By Adam Lovinus
By Lilledeshan Bose
By Gabriel San Roman
By Rachel Mattice
By Stephanie Zacharek
By Daniel Kohn
By Nate Jackson
By Mike Seeley
Horrible news, cabrones: The annual Cinco de Mayo show for Manic Hispanic—those OGs of OC punk who wabbify punk classics to hilarious effect—is not happening this year. No, the members weren’t finally sent to la pinta; lead singer Mike “Gabby” Gaborno—he of a glorious gut—is still recovering from a stroke suffered earlier this year.
But that doesn’t mean our annual list of Mexican songs that tie to Manic Hispanic themes gets deported to next year. The subject this año: narcocorridos, the ballads celebrating, denigrating and documenting Mexico’s drug wars. Below are some of the best:
“La Cucaracha,” Various. Folklore has it that insurgents during the Mexican Revolution who despised President Victoriano Huerta created the line that the cockroach (Huerta) could no longer walk because he lacked marijuana pa’ fumar—to smoke. Huerta was such a notorious drunk that he died of cirrhosis of the liver, but whether he really was a dope fiend is a Mexican mystery as great as who stole the head of Pancho Villa.
“El Contrabando del Paso” (“The Contrabandist From El Paso”), Los Alegres de Teran. Generally acknowledged as the first true narcocorrido, this prisoner’s lament never reveals what drugs he smuggled that sealed his fate to a Leavenworth cell. Unfortunately, his warning to any aspiring smugglers—“Es bonito el contrabando/Se gana mucho dinero/Pero lo que si es muy triste/Las penas de un prisionero” (“Smuggling goods is nice/You earn a lot of cash/But what’s really sad/The pains of a prisoner”)—was, like any sensible advice ever given to Mexicans over the past century, largely unheeded.
“El Tírili” (The Reefer Man), Don Tosti’s Pachuco Boogie Boys. This guaracha boogie warns people about the dangers of beer, wine and tequila. But el zacatito? The grass? “Ayyyy,” Tosti sighs, before scatting so furiously he makes fellow reefer man Cab Calloway seem as restrained as Paul Robeson.
“El Circo” (“The Circus”), Los Tigres del Norte. The legendary San Jose-based, Sinaloa-born norteño supergroup have always been at the forefront of thematic developments in the narcocorrido, whether singing their respects toward the smugglers (“Jefe de Jefes,”or “Boss of Bosses”), of violent shootouts (“La Banda del Carro Rojo,” or “The Red Car Gang”) or criticizing the sadism of the trade (“El Avión de la Muerte,” or “The Airplane of Death”). But none of their narcocorridos has been more damning than this one, a tale of two brothers who take over Mexico’s various drug cartels. The brothers in question were the Salinas de Gortari boys, and one of them (Carlos) was Mexico’s president and generally the most-despised mexicano since Porfirio Diaz. That the Salinases didn’t off them speaks volumes about the group’s iconic status.

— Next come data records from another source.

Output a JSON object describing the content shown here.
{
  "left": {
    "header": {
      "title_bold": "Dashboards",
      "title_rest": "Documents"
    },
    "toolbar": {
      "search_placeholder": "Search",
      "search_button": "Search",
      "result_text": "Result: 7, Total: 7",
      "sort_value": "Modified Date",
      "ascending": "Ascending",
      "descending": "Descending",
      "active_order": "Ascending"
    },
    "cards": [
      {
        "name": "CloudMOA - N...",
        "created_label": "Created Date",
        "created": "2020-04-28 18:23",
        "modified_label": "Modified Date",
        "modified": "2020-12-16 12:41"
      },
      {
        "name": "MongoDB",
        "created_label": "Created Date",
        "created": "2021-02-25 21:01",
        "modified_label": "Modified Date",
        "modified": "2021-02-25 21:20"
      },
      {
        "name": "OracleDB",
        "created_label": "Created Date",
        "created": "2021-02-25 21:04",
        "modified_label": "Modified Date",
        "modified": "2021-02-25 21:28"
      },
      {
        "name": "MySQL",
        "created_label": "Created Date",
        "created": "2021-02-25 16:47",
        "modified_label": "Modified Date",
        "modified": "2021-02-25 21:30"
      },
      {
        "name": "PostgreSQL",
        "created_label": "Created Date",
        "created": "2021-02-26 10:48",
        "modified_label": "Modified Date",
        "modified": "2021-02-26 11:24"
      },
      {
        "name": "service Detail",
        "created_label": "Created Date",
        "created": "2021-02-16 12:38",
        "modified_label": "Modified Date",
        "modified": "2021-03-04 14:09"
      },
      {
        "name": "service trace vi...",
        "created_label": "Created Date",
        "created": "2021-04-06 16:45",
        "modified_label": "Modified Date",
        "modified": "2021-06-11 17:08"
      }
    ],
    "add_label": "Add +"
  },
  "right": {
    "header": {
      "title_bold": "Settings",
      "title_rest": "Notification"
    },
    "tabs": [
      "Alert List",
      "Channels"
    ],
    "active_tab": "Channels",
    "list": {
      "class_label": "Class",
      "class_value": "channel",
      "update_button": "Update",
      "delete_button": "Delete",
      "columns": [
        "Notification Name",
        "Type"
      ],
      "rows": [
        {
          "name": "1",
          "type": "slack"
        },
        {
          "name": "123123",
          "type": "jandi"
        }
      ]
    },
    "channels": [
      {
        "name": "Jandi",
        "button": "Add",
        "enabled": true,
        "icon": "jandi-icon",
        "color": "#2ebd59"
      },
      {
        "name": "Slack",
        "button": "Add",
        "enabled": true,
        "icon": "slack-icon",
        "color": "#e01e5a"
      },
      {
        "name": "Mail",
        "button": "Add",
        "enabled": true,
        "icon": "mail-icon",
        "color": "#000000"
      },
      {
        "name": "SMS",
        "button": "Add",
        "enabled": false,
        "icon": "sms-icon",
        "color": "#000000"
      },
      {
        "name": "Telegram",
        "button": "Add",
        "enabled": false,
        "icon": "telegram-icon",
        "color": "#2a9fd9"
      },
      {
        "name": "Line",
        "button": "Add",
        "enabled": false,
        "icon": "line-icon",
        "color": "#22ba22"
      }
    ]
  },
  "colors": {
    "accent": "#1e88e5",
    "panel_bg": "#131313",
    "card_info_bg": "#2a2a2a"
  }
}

“Las Nieves de Enero” (“The Snows of January”), Chalino Sanchez. This Sinaloan immigrant single-handedly popularized narcocorridos in Southern California during the early 1990s and made the genre cool for cholos and wabs alike. He spawned two generations who mimic his music down to his rural Spanish and nasal intonations. Sanchez’s songbook is rife with drugs, murders and revenge fantasies—so how on Earth did he pen this syrupy love song? No, the snow is not a stand-in for cocaine—or, is it?
“El Federal de Caminos” (“The Highway Patrolman”), Ramón Ayala y Los Bravos del Norte. Mexicans were shocked when federal agents arrested Ayala, the country’s greatest living norteño star, as his band allegedly played at a narco party outside Mexico City. Ayala has rarely sung about the drug trade, and this tune—one of his most beloved—lionizes a real-life federale gunned down by narcos in Zacatecas. Is “El Rey del Acordeón” a drug mule, or is President Felipe Calderón framing Ayala because the musician supported his rival during Mexico’s 2006 presidential election? Like anything in Mexico, the crazier the conspiracy, the more likely it’s true—stay tuned.
“Mis Tres Animales,” (“My Three Animals”), Los Tucanes de Tijuana. Using the metaphor of three animals—a parrot, a rooster and a goat—and a simple, thunderous waltz beat to slyly boast of a man’s riches, this Tijuana group are masters of the craft, for better or worse. Worse, apparently, as the group now support the censorship of narcocorridos after a decade of crying freedom of expression. You know the drug wars are bad when Los Tucanes are urging temperance. . . . Happy Drinko por Cinco!
This article appeared in print as "Smoko Por Cinco? The greatest Mexican narcocorridos."